### GOAL OF THE EXERCISE
Search the entries below. Return every line that has "User" in it.

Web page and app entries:
§
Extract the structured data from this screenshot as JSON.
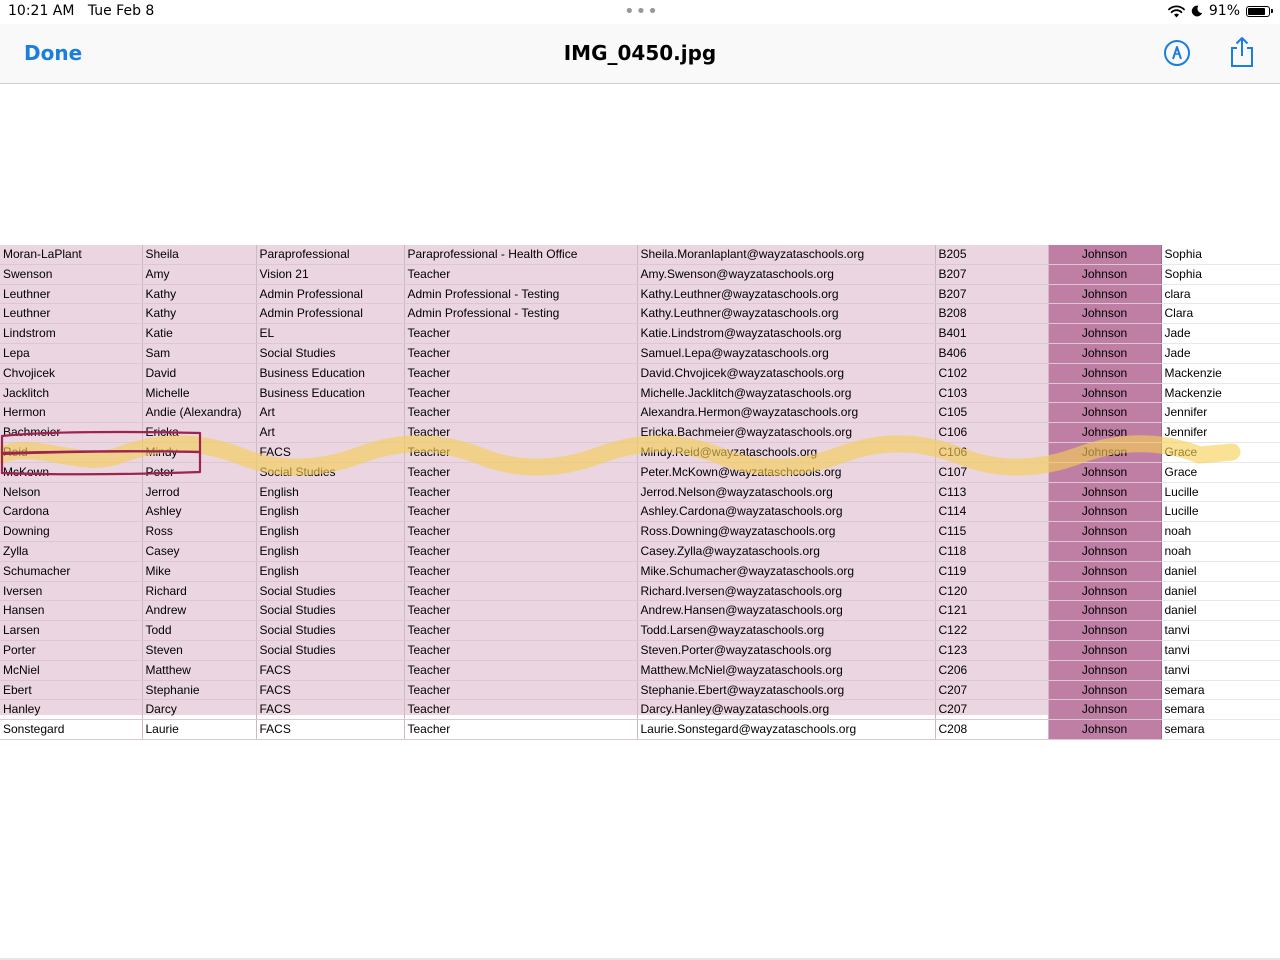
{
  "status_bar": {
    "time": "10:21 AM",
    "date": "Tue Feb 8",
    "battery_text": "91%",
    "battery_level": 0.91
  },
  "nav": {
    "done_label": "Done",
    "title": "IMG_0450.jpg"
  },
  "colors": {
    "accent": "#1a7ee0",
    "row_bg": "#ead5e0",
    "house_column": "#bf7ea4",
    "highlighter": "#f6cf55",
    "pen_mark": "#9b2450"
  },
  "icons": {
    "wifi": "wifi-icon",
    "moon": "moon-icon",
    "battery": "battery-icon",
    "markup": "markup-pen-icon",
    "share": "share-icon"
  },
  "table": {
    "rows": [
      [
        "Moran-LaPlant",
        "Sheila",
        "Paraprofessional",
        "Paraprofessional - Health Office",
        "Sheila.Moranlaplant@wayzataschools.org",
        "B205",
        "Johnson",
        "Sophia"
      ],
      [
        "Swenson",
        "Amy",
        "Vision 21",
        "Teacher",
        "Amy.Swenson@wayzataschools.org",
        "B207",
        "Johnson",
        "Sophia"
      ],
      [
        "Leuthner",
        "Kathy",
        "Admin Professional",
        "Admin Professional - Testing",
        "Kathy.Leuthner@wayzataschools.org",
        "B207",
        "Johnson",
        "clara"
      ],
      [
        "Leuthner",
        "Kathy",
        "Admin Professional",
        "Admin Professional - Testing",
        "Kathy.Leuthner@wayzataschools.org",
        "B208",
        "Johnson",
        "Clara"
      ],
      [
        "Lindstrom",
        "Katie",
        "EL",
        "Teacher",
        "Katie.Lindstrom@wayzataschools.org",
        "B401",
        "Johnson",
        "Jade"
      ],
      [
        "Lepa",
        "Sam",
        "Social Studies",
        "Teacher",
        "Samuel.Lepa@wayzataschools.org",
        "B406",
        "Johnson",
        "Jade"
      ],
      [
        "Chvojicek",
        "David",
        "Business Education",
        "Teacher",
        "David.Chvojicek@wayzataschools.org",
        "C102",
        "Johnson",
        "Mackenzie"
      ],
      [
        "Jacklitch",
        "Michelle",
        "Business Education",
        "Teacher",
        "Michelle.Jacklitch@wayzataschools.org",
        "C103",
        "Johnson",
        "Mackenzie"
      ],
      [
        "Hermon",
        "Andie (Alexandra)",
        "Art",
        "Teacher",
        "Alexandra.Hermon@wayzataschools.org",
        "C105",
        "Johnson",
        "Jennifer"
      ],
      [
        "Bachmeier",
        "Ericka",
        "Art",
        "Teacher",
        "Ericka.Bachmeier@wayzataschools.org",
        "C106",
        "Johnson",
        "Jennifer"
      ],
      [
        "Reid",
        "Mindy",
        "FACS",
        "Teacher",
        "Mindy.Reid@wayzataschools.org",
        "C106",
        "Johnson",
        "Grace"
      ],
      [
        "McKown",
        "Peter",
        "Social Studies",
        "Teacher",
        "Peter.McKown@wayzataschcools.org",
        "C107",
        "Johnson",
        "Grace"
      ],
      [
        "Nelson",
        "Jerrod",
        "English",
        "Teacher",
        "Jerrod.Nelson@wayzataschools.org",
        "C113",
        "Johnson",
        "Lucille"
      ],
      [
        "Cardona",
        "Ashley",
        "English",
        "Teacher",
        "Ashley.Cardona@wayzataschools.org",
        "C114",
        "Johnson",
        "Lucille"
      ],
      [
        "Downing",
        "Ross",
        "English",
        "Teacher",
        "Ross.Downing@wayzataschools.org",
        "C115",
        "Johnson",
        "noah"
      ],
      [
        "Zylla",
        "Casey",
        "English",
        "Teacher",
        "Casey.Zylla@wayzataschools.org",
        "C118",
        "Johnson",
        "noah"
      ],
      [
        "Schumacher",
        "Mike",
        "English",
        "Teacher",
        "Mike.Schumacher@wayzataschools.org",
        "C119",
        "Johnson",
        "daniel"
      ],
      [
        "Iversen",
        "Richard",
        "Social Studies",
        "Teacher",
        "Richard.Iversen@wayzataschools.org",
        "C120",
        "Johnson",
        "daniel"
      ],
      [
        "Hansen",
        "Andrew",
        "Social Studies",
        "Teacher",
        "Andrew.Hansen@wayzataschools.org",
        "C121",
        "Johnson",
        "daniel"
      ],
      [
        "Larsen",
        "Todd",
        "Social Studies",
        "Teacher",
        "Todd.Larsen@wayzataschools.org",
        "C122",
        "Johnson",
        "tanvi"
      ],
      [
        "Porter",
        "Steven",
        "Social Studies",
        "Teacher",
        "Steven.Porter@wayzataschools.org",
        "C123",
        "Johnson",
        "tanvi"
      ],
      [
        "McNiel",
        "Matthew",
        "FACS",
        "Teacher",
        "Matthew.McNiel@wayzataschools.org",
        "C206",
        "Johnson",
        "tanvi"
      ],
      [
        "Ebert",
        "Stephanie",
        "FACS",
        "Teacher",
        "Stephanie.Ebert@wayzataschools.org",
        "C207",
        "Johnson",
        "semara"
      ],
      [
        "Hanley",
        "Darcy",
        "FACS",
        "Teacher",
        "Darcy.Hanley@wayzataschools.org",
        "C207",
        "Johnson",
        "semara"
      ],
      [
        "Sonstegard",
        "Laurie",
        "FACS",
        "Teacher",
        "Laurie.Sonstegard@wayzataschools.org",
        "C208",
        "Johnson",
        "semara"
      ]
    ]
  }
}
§
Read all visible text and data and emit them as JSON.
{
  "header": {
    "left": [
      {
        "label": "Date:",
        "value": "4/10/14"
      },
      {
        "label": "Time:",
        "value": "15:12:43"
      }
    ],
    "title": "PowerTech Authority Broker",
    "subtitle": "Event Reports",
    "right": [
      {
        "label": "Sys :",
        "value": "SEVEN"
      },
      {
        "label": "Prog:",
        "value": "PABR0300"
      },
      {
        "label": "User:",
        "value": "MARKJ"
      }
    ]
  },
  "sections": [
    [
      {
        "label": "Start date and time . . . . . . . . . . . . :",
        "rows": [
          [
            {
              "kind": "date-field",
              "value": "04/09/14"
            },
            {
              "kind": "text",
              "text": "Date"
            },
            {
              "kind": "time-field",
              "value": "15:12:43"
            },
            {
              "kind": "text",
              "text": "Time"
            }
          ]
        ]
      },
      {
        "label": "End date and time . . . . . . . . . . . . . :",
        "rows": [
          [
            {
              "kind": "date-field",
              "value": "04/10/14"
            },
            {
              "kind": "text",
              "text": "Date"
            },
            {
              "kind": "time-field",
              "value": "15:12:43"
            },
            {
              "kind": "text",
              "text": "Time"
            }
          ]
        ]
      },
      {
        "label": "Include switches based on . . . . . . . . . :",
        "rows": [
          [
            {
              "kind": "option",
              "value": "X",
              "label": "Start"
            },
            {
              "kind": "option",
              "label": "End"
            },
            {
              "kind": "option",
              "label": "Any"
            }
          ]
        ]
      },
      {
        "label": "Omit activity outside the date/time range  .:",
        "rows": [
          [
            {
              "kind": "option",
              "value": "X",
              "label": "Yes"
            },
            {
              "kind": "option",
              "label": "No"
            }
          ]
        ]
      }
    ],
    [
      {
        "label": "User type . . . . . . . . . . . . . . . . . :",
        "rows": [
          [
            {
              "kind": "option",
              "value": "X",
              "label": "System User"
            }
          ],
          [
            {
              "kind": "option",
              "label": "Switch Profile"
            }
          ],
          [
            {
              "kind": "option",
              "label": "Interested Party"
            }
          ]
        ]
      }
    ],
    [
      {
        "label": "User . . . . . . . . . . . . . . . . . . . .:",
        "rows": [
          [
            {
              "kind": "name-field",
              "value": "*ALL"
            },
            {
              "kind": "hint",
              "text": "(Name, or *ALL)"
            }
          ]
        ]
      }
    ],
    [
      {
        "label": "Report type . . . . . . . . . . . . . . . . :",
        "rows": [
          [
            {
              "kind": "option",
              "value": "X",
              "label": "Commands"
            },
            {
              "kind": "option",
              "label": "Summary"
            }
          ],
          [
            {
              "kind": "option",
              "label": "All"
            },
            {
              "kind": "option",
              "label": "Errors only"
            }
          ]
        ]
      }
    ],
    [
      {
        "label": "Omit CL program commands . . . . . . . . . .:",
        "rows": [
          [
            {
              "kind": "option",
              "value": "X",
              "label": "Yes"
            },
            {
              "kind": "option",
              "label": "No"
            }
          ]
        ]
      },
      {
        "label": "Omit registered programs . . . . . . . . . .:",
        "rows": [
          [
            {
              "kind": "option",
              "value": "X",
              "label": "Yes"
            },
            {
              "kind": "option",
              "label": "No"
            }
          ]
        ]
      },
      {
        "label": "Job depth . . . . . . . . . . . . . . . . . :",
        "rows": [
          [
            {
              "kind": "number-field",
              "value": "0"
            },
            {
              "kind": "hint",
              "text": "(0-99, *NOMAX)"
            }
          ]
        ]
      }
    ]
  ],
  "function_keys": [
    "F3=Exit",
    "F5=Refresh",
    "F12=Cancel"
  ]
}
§
### OUTPUT OF THE TASK
        "label": "User:",
        "label": "User type . . . . . . . . . . . . . . . . . :",
              "label": "System User"
        "label": "User . . . . . . . . . . . . . . . . . . . .:",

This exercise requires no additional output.